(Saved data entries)
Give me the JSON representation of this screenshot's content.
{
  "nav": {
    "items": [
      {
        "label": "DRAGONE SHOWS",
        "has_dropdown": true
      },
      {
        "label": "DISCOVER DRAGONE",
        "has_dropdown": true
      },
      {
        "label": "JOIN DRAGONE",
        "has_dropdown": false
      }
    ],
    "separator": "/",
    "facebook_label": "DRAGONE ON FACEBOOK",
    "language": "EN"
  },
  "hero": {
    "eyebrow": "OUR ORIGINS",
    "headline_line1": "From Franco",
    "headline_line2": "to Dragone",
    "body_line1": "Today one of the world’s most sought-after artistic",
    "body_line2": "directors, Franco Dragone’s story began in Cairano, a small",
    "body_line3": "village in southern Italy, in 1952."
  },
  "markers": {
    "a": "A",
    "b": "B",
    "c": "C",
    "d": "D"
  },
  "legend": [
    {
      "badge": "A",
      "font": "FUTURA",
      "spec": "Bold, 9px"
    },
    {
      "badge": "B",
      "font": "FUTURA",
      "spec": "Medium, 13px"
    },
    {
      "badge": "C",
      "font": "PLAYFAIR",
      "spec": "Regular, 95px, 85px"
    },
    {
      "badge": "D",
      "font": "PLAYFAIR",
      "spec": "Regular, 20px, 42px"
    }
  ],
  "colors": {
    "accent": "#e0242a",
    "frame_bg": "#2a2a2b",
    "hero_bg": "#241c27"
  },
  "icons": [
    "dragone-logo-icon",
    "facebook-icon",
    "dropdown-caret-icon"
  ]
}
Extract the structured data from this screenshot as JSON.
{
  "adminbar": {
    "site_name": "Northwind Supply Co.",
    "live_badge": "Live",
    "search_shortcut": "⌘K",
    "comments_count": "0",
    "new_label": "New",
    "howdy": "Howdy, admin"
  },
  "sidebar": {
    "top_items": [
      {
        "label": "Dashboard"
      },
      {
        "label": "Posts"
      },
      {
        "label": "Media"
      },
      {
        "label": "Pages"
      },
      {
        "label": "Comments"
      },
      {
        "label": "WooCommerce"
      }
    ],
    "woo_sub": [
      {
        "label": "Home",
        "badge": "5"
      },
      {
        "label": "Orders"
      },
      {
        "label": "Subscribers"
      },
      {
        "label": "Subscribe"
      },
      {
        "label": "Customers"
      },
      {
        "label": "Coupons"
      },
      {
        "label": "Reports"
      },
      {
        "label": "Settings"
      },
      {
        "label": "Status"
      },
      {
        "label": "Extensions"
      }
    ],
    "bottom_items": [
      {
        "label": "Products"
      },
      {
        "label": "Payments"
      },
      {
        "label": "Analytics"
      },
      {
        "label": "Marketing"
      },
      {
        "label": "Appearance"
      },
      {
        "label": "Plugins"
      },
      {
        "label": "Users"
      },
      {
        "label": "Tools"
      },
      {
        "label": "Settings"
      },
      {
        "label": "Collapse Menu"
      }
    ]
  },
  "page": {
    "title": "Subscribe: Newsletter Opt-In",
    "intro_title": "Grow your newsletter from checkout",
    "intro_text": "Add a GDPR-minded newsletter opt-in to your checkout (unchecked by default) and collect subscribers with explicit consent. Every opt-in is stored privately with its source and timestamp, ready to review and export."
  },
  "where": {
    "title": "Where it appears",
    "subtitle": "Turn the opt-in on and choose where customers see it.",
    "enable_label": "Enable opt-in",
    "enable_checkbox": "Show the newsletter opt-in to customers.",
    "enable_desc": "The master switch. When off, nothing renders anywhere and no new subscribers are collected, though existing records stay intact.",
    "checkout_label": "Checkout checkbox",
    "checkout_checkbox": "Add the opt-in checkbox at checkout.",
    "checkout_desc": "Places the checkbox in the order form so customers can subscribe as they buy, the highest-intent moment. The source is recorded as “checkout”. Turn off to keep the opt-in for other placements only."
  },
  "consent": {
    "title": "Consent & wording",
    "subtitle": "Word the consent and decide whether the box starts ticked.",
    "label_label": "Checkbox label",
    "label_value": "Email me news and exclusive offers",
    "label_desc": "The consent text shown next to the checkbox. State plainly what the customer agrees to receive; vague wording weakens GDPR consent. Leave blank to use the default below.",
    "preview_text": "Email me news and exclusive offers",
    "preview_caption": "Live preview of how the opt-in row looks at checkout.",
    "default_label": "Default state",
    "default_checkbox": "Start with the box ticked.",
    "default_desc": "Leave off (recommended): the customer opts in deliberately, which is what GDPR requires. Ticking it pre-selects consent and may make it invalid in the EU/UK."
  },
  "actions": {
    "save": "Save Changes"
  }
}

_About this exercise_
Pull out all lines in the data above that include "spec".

_Answer to the problem_
      "spec": "Bold, 9px"
      "spec": "Medium, 13px"
      "spec": "Regular, 95px, 85px"
      "spec": "Regular, 20px, 42px"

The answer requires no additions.